= Exercise description =
All of the listing is to be written out word for word, with the pictures left out.

= Data provided =
....

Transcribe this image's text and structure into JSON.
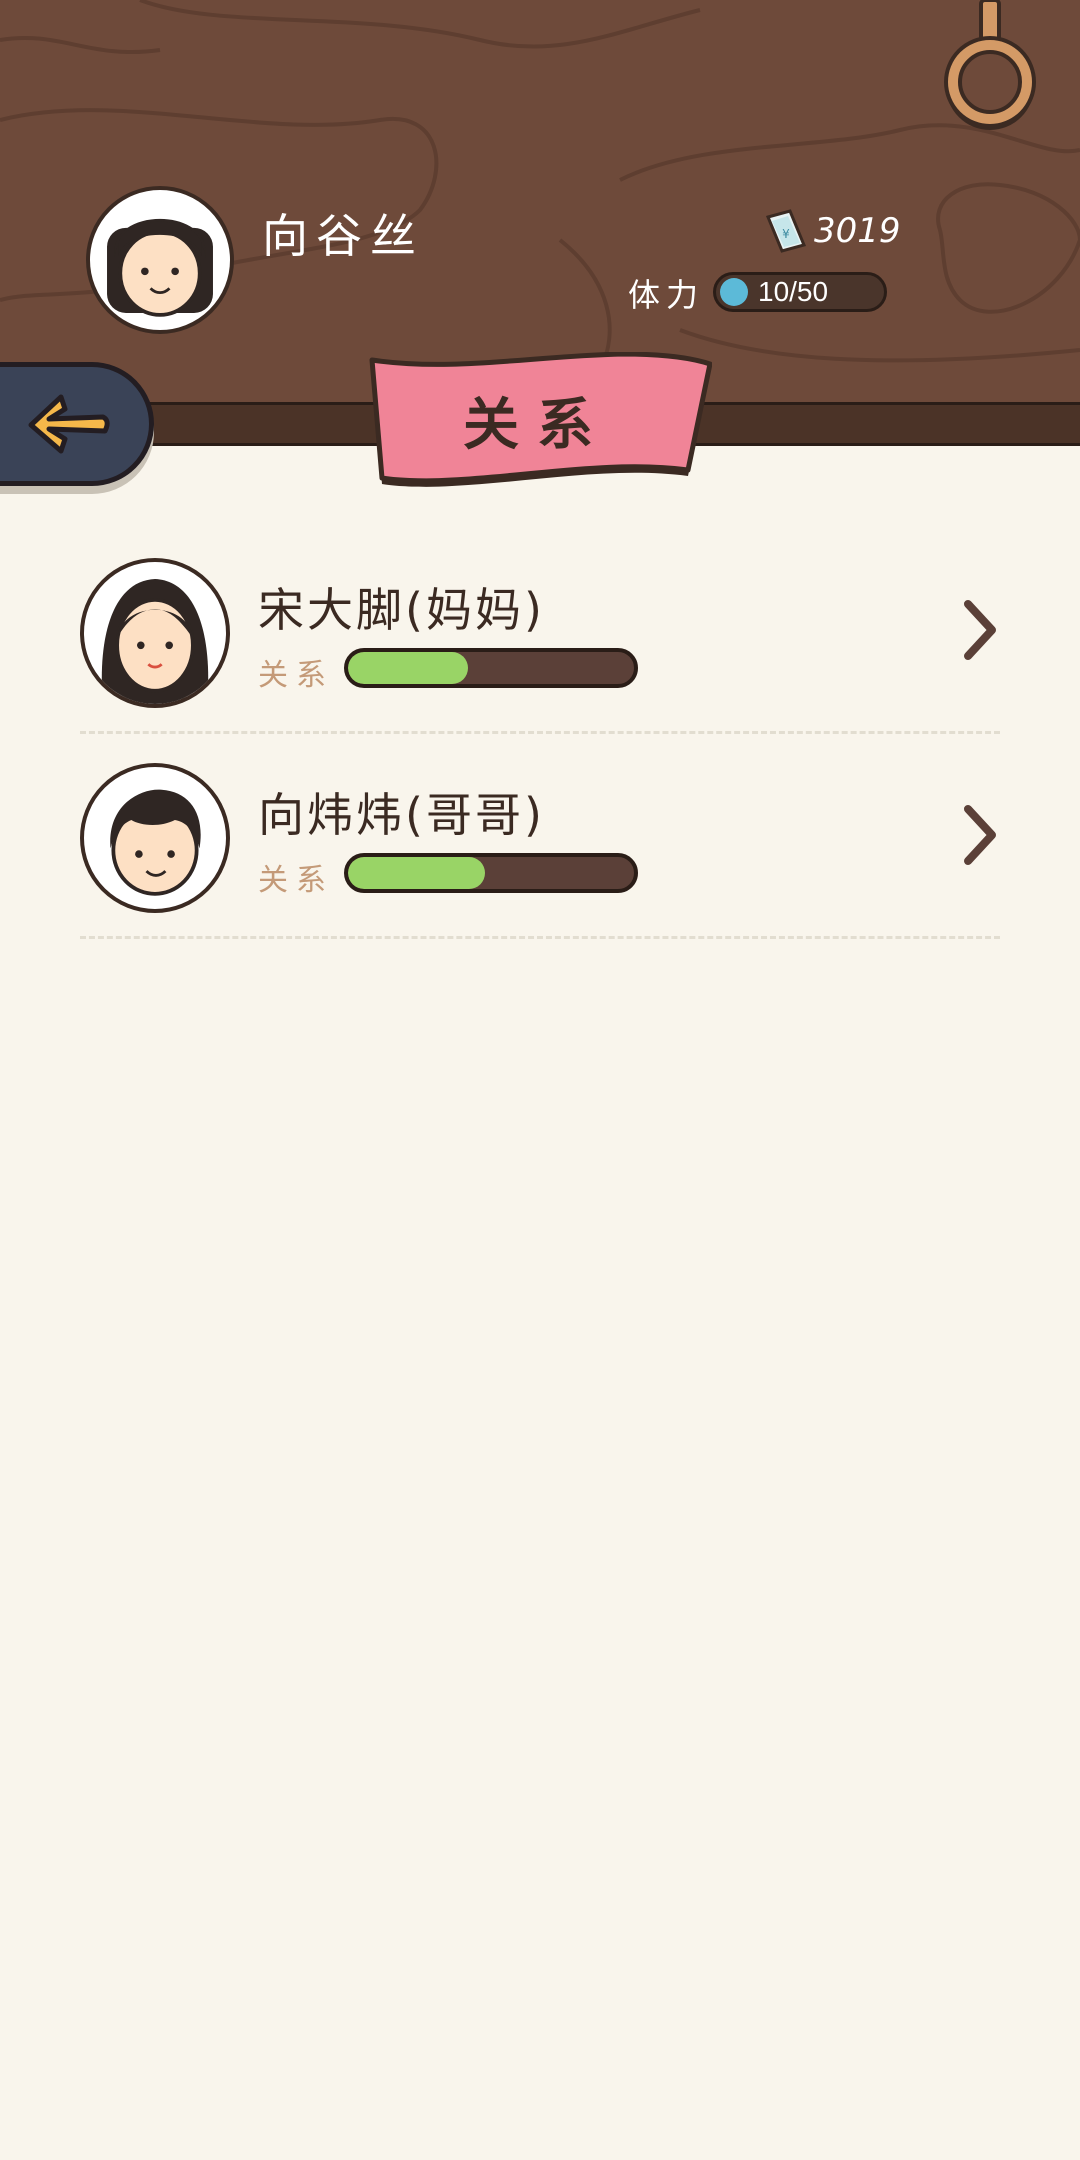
{
  "header": {
    "player_name": "向谷丝",
    "coins": "3019",
    "stamina_label": "体力",
    "stamina_value": "10/50",
    "stamina_level": 0.2
  },
  "nav": {
    "back_icon": "arrow-left-icon",
    "title": "关系"
  },
  "relations": [
    {
      "name": "宋大脚(妈妈)",
      "label": "关系",
      "level": 0.42,
      "avatar": "woman-long-hair"
    },
    {
      "name": "向炜炜(哥哥)",
      "label": "关系",
      "level": 0.48,
      "avatar": "boy-short-hair"
    }
  ],
  "colors": {
    "header_wood": "#6e4a3a",
    "ribbon_pink": "#f08497",
    "bar_green": "#99d466",
    "stamina_blue": "#5cbad8",
    "page_bg": "#f9f5ec"
  }
}
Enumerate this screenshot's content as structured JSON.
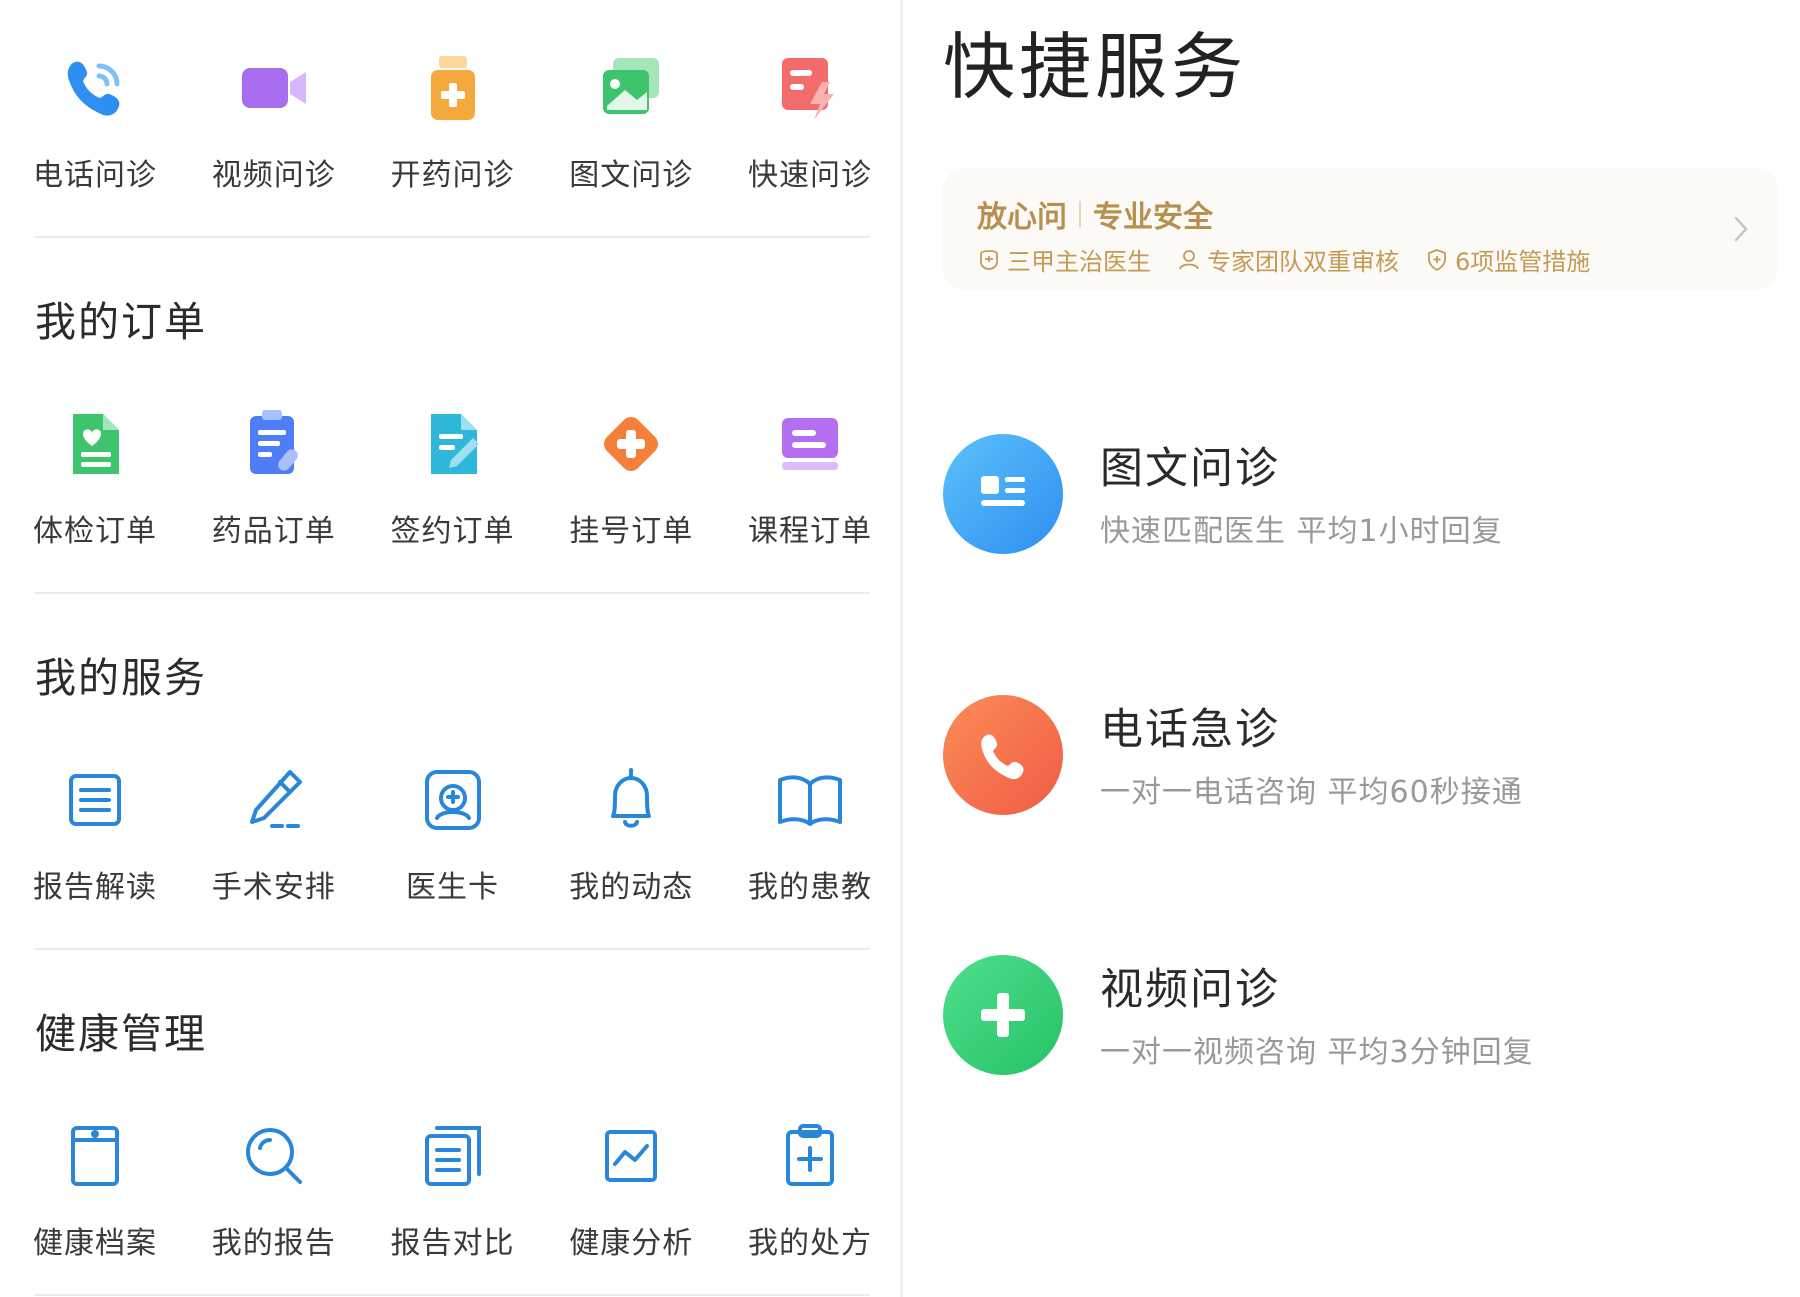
{
  "top_services": [
    {
      "label": "电话问诊",
      "icon": "phone-call-icon"
    },
    {
      "label": "视频问诊",
      "icon": "video-camera-icon"
    },
    {
      "label": "开药问诊",
      "icon": "medicine-bottle-icon"
    },
    {
      "label": "图文问诊",
      "icon": "image-chat-icon"
    },
    {
      "label": "快速问诊",
      "icon": "fast-consult-icon"
    }
  ],
  "orders": {
    "title": "我的订单",
    "items": [
      {
        "label": "体检订单",
        "icon": "checkup-document-icon"
      },
      {
        "label": "药品订单",
        "icon": "medicine-clipboard-icon"
      },
      {
        "label": "签约订单",
        "icon": "contract-document-icon"
      },
      {
        "label": "挂号订单",
        "icon": "registration-cross-icon"
      },
      {
        "label": "课程订单",
        "icon": "course-book-icon"
      }
    ]
  },
  "my_services": {
    "title": "我的服务",
    "items": [
      {
        "label": "报告解读",
        "icon": "report-list-icon"
      },
      {
        "label": "手术安排",
        "icon": "scalpel-icon"
      },
      {
        "label": "医生卡",
        "icon": "doctor-card-icon"
      },
      {
        "label": "我的动态",
        "icon": "bell-icon"
      },
      {
        "label": "我的患教",
        "icon": "open-book-icon"
      }
    ]
  },
  "health": {
    "title": "健康管理",
    "items": [
      {
        "label": "健康档案",
        "icon": "health-file-icon"
      },
      {
        "label": "我的报告",
        "icon": "search-report-icon"
      },
      {
        "label": "报告对比",
        "icon": "compare-documents-icon"
      },
      {
        "label": "健康分析",
        "icon": "trend-chart-icon"
      },
      {
        "label": "我的处方",
        "icon": "prescription-clipboard-icon"
      }
    ]
  },
  "quick": {
    "title": "快捷服务",
    "banner": {
      "brand": "放心问",
      "slogan": "专业安全",
      "features": [
        "三甲主治医生",
        "专家团队双重审核",
        "6项监管措施"
      ]
    },
    "services": [
      {
        "title": "图文问诊",
        "subtitle": "快速匹配医生 平均1小时回复",
        "color": "#3aa5f3"
      },
      {
        "title": "电话急诊",
        "subtitle": "一对一电话咨询 平均60秒接通",
        "color": "#f5714a"
      },
      {
        "title": "视频问诊",
        "subtitle": "一对一视频咨询 平均3分钟回复",
        "color": "#35cf78"
      }
    ]
  },
  "colors": {
    "blue": "#2f8ff0",
    "blue_line": "#2a86d8",
    "gold": "#b8904e"
  }
}
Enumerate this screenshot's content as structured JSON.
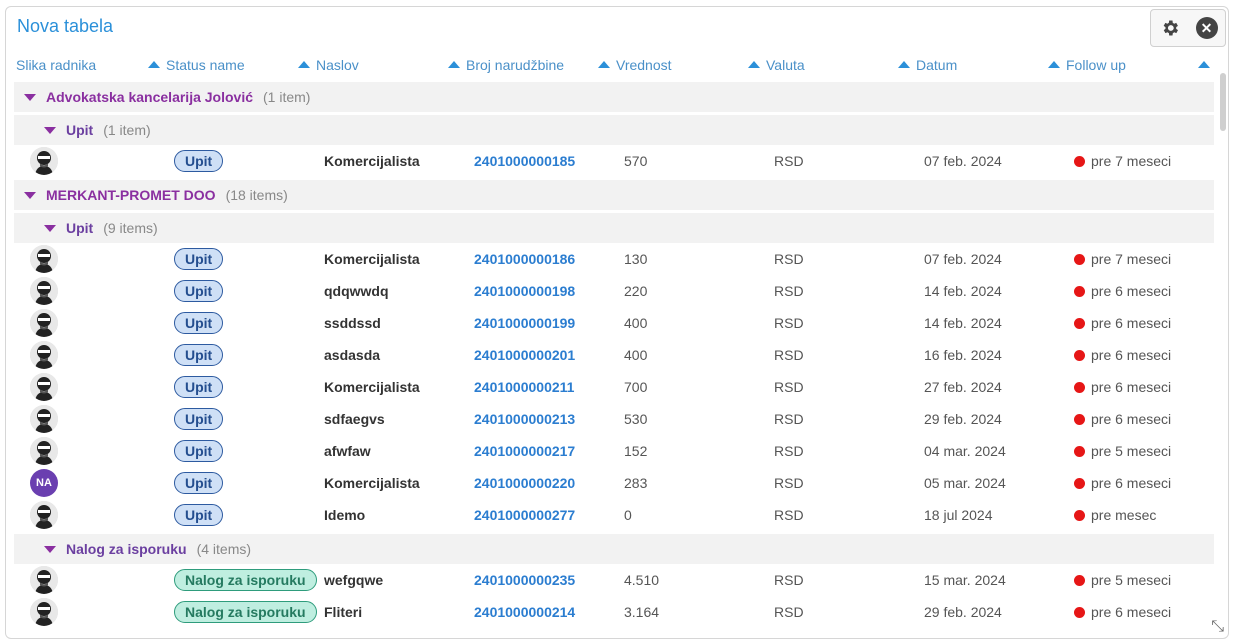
{
  "title": "Nova tabela",
  "toolbar": {
    "settings_icon": "gear-icon",
    "close_icon": "close-icon",
    "close_glyph": "✕"
  },
  "columns": [
    {
      "label": "Slika radnika"
    },
    {
      "label": "Status name"
    },
    {
      "label": "Naslov"
    },
    {
      "label": "Broj narudžbine"
    },
    {
      "label": "Vrednost"
    },
    {
      "label": "Valuta"
    },
    {
      "label": "Datum"
    },
    {
      "label": "Follow up"
    }
  ],
  "groups": [
    {
      "name": "Advokatska kancelarija Jolović",
      "count": "(1 item)"
    },
    {
      "name": "Upit",
      "count": "(1 item)"
    },
    {
      "name": "MERKANT-PROMET DOO",
      "count": "(18 items)"
    },
    {
      "name": "Upit",
      "count": "(9 items)"
    },
    {
      "name": "Nalog za isporuku",
      "count": "(4 items)"
    }
  ],
  "rows": [
    {
      "avatar": "photo",
      "status": "Upit",
      "naslov": "Komercijalista",
      "broj": "2401000000185",
      "vrednost": "570",
      "valuta": "RSD",
      "datum": "07 feb. 2024",
      "follow": "pre 7 meseci"
    },
    {
      "avatar": "photo",
      "status": "Upit",
      "naslov": "Komercijalista",
      "broj": "2401000000186",
      "vrednost": "130",
      "valuta": "RSD",
      "datum": "07 feb. 2024",
      "follow": "pre 7 meseci"
    },
    {
      "avatar": "photo",
      "status": "Upit",
      "naslov": "qdqwwdq",
      "broj": "2401000000198",
      "vrednost": "220",
      "valuta": "RSD",
      "datum": "14 feb. 2024",
      "follow": "pre 6 meseci"
    },
    {
      "avatar": "photo",
      "status": "Upit",
      "naslov": "ssddssd",
      "broj": "2401000000199",
      "vrednost": "400",
      "valuta": "RSD",
      "datum": "14 feb. 2024",
      "follow": "pre 6 meseci"
    },
    {
      "avatar": "photo",
      "status": "Upit",
      "naslov": "asdasda",
      "broj": "2401000000201",
      "vrednost": "400",
      "valuta": "RSD",
      "datum": "16 feb. 2024",
      "follow": "pre 6 meseci"
    },
    {
      "avatar": "photo",
      "status": "Upit",
      "naslov": "Komercijalista",
      "broj": "2401000000211",
      "vrednost": "700",
      "valuta": "RSD",
      "datum": "27 feb. 2024",
      "follow": "pre 6 meseci"
    },
    {
      "avatar": "photo",
      "status": "Upit",
      "naslov": "sdfaegvs",
      "broj": "2401000000213",
      "vrednost": "530",
      "valuta": "RSD",
      "datum": "29 feb. 2024",
      "follow": "pre 6 meseci"
    },
    {
      "avatar": "photo",
      "status": "Upit",
      "naslov": "afwfaw",
      "broj": "2401000000217",
      "vrednost": "152",
      "valuta": "RSD",
      "datum": "04 mar. 2024",
      "follow": "pre 5 meseci"
    },
    {
      "avatar": "NA",
      "status": "Upit",
      "naslov": "Komercijalista",
      "broj": "2401000000220",
      "vrednost": "283",
      "valuta": "RSD",
      "datum": "05 mar. 2024",
      "follow": "pre 6 meseci"
    },
    {
      "avatar": "photo",
      "status": "Upit",
      "naslov": "Idemo",
      "broj": "2401000000277",
      "vrednost": "0",
      "valuta": "RSD",
      "datum": "18 jul 2024",
      "follow": "pre mesec"
    },
    {
      "avatar": "photo",
      "status": "Nalog za isporuku",
      "naslov": "wefgqwe",
      "broj": "2401000000235",
      "vrednost": "4.510",
      "valuta": "RSD",
      "datum": "15 mar. 2024",
      "follow": "pre 5 meseci"
    },
    {
      "avatar": "photo",
      "status": "Nalog za isporuku",
      "naslov": "Fliteri",
      "broj": "2401000000214",
      "vrednost": "3.164",
      "valuta": "RSD",
      "datum": "29 feb. 2024",
      "follow": "pre 6 meseci"
    }
  ],
  "colors": {
    "accent": "#2b90d9",
    "group": "#8a2fa0",
    "follow_dot": "#e61616"
  },
  "resize_glyph": "⤡"
}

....

= Exercise response =
Transcribe this image's text and structure into JSON.
{
  "header": {
    "player_name": "向谷丝",
    "coins": "3019",
    "stamina_label": "体力",
    "stamina_value": "10/50",
    "stamina_level": 0.2
  },
  "nav": {
    "back_icon": "arrow-left-icon",
    "title": "关系"
  },
  "relations": [
    {
      "name": "宋大脚(妈妈)",
      "label": "关系",
      "level": 0.42,
      "avatar": "woman-long-hair"
    },
    {
      "name": "向炜炜(哥哥)",
      "label": "关系",
      "level": 0.48,
      "avatar": "boy-short-hair"
    }
  ],
  "colors": {
    "header_wood": "#6e4a3a",
    "ribbon_pink": "#f08497",
    "bar_green": "#99d466",
    "stamina_blue": "#5cbad8",
    "page_bg": "#f9f5ec"
  }
}
Enumerate this screenshot's content as structured JSON.
{
  "top_services": [
    {
      "label": "电话问诊",
      "icon": "phone-call-icon"
    },
    {
      "label": "视频问诊",
      "icon": "video-camera-icon"
    },
    {
      "label": "开药问诊",
      "icon": "medicine-bottle-icon"
    },
    {
      "label": "图文问诊",
      "icon": "image-chat-icon"
    },
    {
      "label": "快速问诊",
      "icon": "fast-consult-icon"
    }
  ],
  "orders": {
    "title": "我的订单",
    "items": [
      {
        "label": "体检订单",
        "icon": "checkup-document-icon"
      },
      {
        "label": "药品订单",
        "icon": "medicine-clipboard-icon"
      },
      {
        "label": "签约订单",
        "icon": "contract-document-icon"
      },
      {
        "label": "挂号订单",
        "icon": "registration-cross-icon"
      },
      {
        "label": "课程订单",
        "icon": "course-book-icon"
      }
    ]
  },
  "my_services": {
    "title": "我的服务",
    "items": [
      {
        "label": "报告解读",
        "icon": "report-list-icon"
      },
      {
        "label": "手术安排",
        "icon": "scalpel-icon"
      },
      {
        "label": "医生卡",
        "icon": "doctor-card-icon"
      },
      {
        "label": "我的动态",
        "icon": "bell-icon"
      },
      {
        "label": "我的患教",
        "icon": "open-book-icon"
      }
    ]
  },
  "health": {
    "title": "健康管理",
    "items": [
      {
        "label": "健康档案",
        "icon": "health-file-icon"
      },
      {
        "label": "我的报告",
        "icon": "search-report-icon"
      },
      {
        "label": "报告对比",
        "icon": "compare-documents-icon"
      },
      {
        "label": "健康分析",
        "icon": "trend-chart-icon"
      },
      {
        "label": "我的处方",
        "icon": "prescription-clipboard-icon"
      }
    ]
  },
  "quick": {
    "title": "快捷服务",
    "banner": {
      "brand": "放心问",
      "slogan": "专业安全",
      "features": [
        "三甲主治医生",
        "专家团队双重审核",
        "6项监管措施"
      ]
    },
    "services": [
      {
        "title": "图文问诊",
        "subtitle": "快速匹配医生 平均1小时回复",
        "color": "#3aa5f3"
      },
      {
        "title": "电话急诊",
        "subtitle": "一对一电话咨询 平均60秒接通",
        "color": "#f5714a"
      },
      {
        "title": "视频问诊",
        "subtitle": "一对一视频咨询 平均3分钟回复",
        "color": "#35cf78"
      }
    ]
  },
  "colors": {
    "blue": "#2f8ff0",
    "blue_line": "#2a86d8",
    "gold": "#b8904e"
  }
}
Enumerate this screenshot's content as structured JSON.
{
  "title": "Nova tabela",
  "toolbar": {
    "settings_icon": "gear-icon",
    "close_icon": "close-icon",
    "close_glyph": "✕"
  },
  "columns": [
    {
      "label": "Slika radnika"
    },
    {
      "label": "Status name"
    },
    {
      "label": "Naslov"
    },
    {
      "label": "Broj narudžbine"
    },
    {
      "label": "Vrednost"
    },
    {
      "label": "Valuta"
    },
    {
      "label": "Datum"
    },
    {
      "label": "Follow up"
    }
  ],
  "groups": [
    {
      "name": "Advokatska kancelarija Jolović",
      "count": "(1 item)"
    },
    {
      "name": "Upit",
      "count": "(1 item)"
    },
    {
      "name": "MERKANT-PROMET DOO",
      "count": "(18 items)"
    },
    {
      "name": "Upit",
      "count": "(9 items)"
    },
    {
      "name": "Nalog za isporuku",
      "count": "(4 items)"
    }
  ],
  "rows": [
    {
      "avatar": "photo",
      "status": "Upit",
      "naslov": "Komercijalista",
      "broj": "2401000000185",
      "vrednost": "570",
      "valuta": "RSD",
      "datum": "07 feb. 2024",
      "follow": "pre 7 meseci"
    },
    {
      "avatar": "photo",
      "status": "Upit",
      "naslov": "Komercijalista",
      "broj": "2401000000186",
      "vrednost": "130",
      "valuta": "RSD",
      "datum": "07 feb. 2024",
      "follow": "pre 7 meseci"
    },
    {
      "avatar": "photo",
      "status": "Upit",
      "naslov": "qdqwwdq",
      "broj": "2401000000198",
      "vrednost": "220",
      "valuta": "RSD",
      "datum": "14 feb. 2024",
      "follow": "pre 6 meseci"
    },
    {
      "avatar": "photo",
      "status": "Upit",
      "naslov": "ssddssd",
      "broj": "2401000000199",
      "vrednost": "400",
      "valuta": "RSD",
      "datum": "14 feb. 2024",
      "follow": "pre 6 meseci"
    },
    {
      "avatar": "photo",
      "status": "Upit",
      "naslov": "asdasda",
      "broj": "2401000000201",
      "vrednost": "400",
      "valuta": "RSD",
      "datum": "16 feb. 2024",
      "follow": "pre 6 meseci"
    },
    {
      "avatar": "photo",
      "status": "Upit",
      "naslov": "Komercijalista",
      "broj": "2401000000211",
      "vrednost": "700",
      "valuta": "RSD",
      "datum": "27 feb. 2024",
      "follow": "pre 6 meseci"
    },
    {
      "avatar": "photo",
      "status": "Upit",
      "naslov": "sdfaegvs",
      "broj": "2401000000213",
      "vrednost": "530",
      "valuta": "RSD",
      "datum": "29 feb. 2024",
      "follow": "pre 6 meseci"
    },
    {
      "avatar": "photo",
      "status": "Upit",
      "naslov": "afwfaw",
      "broj": "2401000000217",
      "vrednost": "152",
      "valuta": "RSD",
      "datum": "04 mar. 2024",
      "follow": "pre 5 meseci"
    },
    {
      "avatar": "NA",
      "status": "Upit",
      "naslov": "Komercijalista",
      "broj": "2401000000220",
      "vrednost": "283",
      "valuta": "RSD",
      "datum": "05 mar. 2024",
      "follow": "pre 6 meseci"
    },
    {
      "avatar": "photo",
      "status": "Upit",
      "naslov": "Idemo",
      "broj": "2401000000277",
      "vrednost": "0",
      "valuta": "RSD",
      "datum": "18 jul 2024",
      "follow": "pre mesec"
    },
    {
      "avatar": "photo",
      "status": "Nalog za isporuku",
      "naslov": "wefgqwe",
      "broj": "2401000000235",
      "vrednost": "4.510",
      "valuta": "RSD",
      "datum": "15 mar. 2024",
      "follow": "pre 5 meseci"
    },
    {
      "avatar": "photo",
      "status": "Nalog za isporuku",
      "naslov": "Fliteri",
      "broj": "2401000000214",
      "vrednost": "3.164",
      "valuta": "RSD",
      "datum": "29 feb. 2024",
      "follow": "pre 6 meseci"
    }
  ],
  "colors": {
    "accent": "#2b90d9",
    "group": "#8a2fa0",
    "follow_dot": "#e61616"
  },
  "resize_glyph": "⤡"
}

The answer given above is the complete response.